----- DATA -----
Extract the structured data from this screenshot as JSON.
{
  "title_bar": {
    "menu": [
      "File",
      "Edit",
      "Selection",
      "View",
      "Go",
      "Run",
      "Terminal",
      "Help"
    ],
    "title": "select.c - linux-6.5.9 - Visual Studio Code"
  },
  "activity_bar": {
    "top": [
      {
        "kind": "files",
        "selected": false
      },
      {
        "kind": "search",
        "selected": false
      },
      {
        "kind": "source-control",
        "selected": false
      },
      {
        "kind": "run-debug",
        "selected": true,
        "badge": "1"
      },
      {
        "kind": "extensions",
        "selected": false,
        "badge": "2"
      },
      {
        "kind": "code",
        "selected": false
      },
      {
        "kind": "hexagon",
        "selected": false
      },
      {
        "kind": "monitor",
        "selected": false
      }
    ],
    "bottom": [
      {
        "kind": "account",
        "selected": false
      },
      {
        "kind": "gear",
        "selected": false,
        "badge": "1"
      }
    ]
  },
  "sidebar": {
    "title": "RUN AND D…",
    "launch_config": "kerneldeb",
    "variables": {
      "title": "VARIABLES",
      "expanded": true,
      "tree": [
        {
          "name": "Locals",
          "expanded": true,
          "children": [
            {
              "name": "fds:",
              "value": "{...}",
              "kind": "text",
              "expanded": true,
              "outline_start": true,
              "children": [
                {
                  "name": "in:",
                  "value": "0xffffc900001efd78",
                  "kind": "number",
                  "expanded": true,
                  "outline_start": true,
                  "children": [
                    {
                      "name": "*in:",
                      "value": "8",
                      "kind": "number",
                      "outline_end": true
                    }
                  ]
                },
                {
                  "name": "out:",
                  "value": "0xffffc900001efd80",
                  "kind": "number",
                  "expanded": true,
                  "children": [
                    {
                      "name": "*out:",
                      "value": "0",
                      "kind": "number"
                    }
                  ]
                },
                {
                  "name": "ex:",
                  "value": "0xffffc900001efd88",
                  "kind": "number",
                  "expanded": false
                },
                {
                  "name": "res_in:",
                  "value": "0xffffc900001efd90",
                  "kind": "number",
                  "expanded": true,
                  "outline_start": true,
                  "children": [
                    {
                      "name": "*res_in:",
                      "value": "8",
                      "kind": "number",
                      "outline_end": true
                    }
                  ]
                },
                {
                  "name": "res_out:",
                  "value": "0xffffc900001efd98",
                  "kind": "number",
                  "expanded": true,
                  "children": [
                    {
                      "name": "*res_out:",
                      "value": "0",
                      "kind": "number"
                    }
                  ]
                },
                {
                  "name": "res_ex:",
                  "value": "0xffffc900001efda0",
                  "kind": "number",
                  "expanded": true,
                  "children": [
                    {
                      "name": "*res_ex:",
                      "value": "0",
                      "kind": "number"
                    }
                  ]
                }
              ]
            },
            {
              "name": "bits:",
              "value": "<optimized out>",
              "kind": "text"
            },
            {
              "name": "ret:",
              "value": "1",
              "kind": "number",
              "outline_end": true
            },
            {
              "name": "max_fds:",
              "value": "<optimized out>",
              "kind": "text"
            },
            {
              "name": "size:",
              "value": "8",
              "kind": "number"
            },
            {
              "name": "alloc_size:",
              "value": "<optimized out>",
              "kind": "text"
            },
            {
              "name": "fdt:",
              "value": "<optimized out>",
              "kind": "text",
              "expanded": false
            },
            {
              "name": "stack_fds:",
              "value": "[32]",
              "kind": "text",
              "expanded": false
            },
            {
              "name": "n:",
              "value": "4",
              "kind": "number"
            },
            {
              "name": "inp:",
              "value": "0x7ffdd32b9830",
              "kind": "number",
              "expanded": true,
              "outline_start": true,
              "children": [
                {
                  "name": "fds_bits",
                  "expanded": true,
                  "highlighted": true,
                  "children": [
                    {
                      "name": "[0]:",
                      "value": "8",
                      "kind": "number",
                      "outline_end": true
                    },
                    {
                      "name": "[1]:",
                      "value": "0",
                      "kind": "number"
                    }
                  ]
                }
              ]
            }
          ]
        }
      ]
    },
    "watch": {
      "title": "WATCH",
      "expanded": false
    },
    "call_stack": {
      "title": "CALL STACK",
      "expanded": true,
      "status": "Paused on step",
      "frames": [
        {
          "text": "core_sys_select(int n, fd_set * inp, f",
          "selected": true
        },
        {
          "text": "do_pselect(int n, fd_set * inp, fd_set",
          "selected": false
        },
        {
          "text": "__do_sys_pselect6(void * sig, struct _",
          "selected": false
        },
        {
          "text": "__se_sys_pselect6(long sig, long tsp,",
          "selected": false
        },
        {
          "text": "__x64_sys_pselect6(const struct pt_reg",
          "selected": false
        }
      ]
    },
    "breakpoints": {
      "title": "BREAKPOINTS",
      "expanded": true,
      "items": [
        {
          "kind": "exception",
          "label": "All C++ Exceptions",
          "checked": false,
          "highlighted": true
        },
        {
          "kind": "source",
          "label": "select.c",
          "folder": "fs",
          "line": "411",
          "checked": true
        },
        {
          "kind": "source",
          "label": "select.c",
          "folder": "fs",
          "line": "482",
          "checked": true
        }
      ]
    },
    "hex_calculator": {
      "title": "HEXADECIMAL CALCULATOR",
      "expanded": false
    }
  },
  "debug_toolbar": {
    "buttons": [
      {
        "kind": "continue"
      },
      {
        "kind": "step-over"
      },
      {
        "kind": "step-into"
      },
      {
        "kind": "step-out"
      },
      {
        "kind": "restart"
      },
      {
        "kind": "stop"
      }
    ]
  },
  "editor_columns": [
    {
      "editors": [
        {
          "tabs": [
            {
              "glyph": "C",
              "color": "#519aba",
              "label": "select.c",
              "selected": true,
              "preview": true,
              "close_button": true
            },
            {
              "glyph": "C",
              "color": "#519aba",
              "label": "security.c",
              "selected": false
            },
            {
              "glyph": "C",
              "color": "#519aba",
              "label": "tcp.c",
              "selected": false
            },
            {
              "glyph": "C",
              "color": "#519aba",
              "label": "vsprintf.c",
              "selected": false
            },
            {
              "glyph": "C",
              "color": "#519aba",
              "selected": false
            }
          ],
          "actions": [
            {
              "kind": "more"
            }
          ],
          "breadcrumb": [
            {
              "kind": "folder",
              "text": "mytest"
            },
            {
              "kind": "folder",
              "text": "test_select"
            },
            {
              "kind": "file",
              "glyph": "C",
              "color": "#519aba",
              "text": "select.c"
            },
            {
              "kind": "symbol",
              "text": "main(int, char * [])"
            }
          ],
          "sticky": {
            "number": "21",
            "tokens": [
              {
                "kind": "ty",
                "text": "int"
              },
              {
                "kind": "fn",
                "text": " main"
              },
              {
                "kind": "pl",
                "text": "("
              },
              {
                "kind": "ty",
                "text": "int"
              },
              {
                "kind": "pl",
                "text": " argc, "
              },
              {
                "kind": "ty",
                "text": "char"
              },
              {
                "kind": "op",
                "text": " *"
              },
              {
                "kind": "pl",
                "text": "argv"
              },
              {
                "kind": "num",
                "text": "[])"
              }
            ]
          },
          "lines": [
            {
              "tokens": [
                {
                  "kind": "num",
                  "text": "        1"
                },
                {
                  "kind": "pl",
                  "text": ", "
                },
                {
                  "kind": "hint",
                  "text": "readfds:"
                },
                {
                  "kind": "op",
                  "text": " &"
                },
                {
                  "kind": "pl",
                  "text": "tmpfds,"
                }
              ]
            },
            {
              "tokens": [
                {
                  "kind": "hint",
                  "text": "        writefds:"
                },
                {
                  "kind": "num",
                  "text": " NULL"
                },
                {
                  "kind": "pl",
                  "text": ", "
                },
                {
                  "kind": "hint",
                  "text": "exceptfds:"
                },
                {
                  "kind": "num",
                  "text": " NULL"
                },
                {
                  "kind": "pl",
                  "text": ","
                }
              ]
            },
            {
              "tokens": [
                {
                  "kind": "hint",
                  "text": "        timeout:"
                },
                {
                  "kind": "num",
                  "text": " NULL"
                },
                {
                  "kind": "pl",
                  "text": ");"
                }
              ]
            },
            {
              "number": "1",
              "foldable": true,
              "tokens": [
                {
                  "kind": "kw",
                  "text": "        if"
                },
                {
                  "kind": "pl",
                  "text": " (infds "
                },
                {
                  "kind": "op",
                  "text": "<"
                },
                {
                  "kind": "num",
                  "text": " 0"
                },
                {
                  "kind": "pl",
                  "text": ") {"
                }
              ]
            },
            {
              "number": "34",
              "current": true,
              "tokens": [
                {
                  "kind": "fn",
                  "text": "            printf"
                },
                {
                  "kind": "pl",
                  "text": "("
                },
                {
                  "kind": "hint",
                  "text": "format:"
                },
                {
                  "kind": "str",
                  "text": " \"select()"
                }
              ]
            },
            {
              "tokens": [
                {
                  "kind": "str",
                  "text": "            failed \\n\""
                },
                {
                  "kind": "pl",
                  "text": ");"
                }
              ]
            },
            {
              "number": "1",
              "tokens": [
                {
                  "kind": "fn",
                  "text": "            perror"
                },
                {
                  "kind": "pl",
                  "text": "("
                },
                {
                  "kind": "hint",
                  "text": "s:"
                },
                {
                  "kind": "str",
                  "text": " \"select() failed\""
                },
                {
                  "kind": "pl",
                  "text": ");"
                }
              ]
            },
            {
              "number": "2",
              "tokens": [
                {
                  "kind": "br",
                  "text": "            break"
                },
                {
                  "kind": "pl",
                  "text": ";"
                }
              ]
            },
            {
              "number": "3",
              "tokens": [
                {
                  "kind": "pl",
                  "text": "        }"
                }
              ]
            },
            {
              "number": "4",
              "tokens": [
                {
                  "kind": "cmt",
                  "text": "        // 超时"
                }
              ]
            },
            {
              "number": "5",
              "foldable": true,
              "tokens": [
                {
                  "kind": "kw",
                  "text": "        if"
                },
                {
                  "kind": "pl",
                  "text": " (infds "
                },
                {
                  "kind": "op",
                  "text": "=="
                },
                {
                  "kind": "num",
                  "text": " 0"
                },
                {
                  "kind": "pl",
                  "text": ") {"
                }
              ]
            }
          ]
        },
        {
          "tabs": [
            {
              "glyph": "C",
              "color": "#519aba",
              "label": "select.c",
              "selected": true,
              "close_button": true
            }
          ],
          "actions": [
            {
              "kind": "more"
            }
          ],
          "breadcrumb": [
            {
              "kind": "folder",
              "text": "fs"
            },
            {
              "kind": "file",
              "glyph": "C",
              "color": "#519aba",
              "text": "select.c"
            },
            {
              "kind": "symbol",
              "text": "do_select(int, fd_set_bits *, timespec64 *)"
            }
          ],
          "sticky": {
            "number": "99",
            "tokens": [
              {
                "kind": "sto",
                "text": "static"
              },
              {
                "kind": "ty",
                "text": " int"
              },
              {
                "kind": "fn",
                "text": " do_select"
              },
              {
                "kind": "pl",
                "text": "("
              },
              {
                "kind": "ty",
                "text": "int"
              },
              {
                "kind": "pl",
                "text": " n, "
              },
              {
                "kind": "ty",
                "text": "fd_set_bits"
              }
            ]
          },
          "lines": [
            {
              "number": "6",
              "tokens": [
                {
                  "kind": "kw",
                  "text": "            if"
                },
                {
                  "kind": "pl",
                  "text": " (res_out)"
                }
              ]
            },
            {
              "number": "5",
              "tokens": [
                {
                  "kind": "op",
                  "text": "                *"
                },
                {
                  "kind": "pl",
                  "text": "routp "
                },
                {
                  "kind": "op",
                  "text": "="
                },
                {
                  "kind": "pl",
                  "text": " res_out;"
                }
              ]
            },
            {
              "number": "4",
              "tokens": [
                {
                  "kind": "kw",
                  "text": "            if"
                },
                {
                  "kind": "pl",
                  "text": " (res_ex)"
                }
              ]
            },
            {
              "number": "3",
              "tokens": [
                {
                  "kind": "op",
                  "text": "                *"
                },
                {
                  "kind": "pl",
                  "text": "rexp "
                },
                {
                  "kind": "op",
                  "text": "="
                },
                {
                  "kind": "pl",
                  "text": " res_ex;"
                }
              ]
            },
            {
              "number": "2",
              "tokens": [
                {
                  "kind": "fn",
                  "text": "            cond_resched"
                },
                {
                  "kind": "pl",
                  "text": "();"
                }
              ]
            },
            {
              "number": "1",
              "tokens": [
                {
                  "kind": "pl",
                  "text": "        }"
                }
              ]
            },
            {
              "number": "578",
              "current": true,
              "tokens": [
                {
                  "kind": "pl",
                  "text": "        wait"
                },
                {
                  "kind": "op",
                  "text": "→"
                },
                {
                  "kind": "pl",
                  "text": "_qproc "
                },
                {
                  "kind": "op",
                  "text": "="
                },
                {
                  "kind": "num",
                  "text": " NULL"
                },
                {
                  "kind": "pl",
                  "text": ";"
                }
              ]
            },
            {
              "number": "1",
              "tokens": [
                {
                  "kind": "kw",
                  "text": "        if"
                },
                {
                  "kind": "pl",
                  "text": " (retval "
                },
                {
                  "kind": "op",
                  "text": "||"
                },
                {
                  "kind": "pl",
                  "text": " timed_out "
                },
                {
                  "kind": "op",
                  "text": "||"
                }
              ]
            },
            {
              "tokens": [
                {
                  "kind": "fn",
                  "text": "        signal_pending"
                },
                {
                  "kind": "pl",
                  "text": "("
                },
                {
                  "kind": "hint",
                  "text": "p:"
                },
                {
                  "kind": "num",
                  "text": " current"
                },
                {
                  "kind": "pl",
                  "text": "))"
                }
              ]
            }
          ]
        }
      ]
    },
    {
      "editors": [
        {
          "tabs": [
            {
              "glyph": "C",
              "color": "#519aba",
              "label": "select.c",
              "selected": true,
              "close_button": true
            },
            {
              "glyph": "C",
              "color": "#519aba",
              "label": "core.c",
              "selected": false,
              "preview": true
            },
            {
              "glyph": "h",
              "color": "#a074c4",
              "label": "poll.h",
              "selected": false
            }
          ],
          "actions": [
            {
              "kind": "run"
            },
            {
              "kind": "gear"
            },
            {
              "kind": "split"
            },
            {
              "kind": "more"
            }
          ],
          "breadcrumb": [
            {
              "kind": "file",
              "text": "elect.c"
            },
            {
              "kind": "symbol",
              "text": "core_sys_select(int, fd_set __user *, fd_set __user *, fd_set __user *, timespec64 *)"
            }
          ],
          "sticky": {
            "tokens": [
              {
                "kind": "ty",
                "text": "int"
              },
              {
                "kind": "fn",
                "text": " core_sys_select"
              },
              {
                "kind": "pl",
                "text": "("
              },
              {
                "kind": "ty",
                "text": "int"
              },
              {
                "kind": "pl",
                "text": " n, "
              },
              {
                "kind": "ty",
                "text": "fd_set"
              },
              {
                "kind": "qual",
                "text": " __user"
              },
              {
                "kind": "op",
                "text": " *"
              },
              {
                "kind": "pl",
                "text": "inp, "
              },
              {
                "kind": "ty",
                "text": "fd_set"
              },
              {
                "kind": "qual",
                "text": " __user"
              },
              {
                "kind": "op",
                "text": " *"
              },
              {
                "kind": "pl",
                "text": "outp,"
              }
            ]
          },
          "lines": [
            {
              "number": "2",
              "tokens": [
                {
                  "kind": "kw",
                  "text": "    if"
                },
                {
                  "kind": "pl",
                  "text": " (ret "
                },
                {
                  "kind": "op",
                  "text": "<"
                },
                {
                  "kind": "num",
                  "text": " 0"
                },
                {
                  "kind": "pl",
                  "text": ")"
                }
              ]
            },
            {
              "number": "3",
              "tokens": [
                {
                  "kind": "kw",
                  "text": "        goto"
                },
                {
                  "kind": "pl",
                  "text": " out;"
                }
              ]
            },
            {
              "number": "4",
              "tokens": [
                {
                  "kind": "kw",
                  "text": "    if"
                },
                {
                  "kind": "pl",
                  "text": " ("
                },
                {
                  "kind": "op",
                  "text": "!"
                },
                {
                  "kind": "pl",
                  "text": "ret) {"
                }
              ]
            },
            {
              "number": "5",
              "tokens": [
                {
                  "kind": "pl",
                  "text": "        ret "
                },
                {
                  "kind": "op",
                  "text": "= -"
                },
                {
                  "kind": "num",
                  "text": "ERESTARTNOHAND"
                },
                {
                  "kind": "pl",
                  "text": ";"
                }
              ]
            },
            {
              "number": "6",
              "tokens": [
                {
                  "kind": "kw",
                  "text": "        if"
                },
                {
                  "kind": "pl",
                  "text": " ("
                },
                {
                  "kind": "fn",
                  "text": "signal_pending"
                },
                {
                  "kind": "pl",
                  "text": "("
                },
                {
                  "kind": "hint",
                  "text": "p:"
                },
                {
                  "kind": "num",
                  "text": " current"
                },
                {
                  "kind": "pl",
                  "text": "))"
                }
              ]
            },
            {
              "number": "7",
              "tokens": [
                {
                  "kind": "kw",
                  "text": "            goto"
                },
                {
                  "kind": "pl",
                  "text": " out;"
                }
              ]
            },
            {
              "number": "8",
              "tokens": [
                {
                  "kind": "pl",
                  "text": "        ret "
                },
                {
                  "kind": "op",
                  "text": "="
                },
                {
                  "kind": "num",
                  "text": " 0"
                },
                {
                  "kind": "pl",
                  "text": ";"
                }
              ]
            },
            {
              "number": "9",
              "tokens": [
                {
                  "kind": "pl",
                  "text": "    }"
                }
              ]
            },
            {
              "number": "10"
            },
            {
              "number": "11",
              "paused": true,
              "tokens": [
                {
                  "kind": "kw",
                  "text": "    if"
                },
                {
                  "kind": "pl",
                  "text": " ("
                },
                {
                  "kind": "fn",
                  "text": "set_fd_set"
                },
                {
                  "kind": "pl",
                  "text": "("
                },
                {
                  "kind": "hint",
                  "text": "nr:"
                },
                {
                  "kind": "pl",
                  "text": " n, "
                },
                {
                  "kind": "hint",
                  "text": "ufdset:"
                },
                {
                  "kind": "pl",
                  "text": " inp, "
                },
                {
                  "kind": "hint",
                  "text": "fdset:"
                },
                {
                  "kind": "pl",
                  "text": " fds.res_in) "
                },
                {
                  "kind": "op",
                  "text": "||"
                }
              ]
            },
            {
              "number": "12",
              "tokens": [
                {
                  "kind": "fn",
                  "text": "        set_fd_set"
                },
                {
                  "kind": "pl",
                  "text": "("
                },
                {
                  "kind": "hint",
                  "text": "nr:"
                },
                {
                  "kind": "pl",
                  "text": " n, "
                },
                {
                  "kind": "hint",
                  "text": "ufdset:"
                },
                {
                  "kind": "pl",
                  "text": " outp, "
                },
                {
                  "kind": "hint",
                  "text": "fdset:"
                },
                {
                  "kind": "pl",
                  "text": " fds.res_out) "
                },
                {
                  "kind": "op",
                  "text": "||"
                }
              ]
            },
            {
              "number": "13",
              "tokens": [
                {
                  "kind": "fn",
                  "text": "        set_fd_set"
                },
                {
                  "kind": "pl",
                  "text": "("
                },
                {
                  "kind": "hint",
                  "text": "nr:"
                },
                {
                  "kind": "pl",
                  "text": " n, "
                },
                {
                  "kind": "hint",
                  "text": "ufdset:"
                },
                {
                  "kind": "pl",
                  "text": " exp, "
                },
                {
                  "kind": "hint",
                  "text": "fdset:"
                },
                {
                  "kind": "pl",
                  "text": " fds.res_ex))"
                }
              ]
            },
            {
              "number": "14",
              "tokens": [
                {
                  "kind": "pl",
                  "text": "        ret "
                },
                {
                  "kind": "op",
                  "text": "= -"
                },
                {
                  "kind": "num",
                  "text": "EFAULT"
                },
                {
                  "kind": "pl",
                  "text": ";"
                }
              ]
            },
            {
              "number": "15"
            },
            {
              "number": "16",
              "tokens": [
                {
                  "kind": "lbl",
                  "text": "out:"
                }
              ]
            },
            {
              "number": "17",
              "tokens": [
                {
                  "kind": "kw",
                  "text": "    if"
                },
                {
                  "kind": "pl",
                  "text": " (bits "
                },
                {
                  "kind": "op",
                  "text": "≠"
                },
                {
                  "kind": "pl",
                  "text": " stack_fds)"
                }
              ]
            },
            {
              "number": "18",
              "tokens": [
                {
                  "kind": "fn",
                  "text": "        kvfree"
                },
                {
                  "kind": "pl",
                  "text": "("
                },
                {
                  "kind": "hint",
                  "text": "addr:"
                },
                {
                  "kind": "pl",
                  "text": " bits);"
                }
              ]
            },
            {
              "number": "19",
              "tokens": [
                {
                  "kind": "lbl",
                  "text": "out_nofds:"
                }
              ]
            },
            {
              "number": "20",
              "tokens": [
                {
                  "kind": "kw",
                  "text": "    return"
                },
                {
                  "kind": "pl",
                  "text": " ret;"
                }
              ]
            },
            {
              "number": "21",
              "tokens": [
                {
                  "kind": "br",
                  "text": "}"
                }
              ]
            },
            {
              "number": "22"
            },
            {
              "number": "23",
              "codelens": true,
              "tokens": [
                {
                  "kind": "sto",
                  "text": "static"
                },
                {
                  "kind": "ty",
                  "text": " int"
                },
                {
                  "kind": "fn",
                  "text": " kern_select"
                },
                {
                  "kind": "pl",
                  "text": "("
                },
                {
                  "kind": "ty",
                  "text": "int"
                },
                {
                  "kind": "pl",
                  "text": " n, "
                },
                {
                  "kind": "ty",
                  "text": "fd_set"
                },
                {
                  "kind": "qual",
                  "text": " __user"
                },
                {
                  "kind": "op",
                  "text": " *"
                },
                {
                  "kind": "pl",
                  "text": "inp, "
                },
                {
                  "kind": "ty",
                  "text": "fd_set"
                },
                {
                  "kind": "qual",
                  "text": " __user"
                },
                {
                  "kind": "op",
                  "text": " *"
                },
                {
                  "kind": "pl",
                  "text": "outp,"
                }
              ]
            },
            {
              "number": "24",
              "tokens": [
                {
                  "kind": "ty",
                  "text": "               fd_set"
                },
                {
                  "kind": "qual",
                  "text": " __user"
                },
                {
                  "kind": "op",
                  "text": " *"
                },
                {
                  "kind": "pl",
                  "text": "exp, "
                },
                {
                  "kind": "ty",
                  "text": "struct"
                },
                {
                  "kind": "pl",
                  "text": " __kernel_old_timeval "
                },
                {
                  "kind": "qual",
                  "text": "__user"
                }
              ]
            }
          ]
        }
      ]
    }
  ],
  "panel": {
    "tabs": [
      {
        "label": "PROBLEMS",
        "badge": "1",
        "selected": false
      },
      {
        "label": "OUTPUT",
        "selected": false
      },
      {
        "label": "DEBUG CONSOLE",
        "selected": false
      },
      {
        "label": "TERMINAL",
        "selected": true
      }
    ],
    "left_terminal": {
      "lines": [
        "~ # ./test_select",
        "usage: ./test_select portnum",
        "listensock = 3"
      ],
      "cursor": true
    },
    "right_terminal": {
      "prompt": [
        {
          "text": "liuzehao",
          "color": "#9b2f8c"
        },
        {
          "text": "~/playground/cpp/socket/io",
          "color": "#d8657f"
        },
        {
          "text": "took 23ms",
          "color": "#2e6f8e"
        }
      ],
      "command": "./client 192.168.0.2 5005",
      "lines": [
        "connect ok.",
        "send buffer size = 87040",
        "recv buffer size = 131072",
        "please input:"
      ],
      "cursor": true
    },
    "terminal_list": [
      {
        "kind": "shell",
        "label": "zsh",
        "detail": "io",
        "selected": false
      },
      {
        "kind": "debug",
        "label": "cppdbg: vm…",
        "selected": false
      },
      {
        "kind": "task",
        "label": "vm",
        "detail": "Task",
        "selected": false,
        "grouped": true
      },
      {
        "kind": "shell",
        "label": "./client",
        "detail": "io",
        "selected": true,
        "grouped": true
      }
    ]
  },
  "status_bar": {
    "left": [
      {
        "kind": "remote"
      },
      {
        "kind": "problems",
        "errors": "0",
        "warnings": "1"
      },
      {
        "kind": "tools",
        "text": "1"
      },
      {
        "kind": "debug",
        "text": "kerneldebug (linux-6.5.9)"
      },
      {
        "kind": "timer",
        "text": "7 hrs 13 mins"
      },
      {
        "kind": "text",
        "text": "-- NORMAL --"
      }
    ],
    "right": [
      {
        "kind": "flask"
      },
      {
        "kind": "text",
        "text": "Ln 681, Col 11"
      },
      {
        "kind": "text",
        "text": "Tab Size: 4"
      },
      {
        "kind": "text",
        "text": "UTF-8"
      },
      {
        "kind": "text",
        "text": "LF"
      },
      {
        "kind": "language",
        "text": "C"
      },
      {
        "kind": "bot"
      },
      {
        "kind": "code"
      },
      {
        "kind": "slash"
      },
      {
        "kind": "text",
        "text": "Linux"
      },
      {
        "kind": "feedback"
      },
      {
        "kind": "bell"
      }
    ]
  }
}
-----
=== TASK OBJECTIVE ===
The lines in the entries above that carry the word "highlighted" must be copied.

=== WRITTEN SOLUTION ===
                  "highlighted": true,
          "highlighted": true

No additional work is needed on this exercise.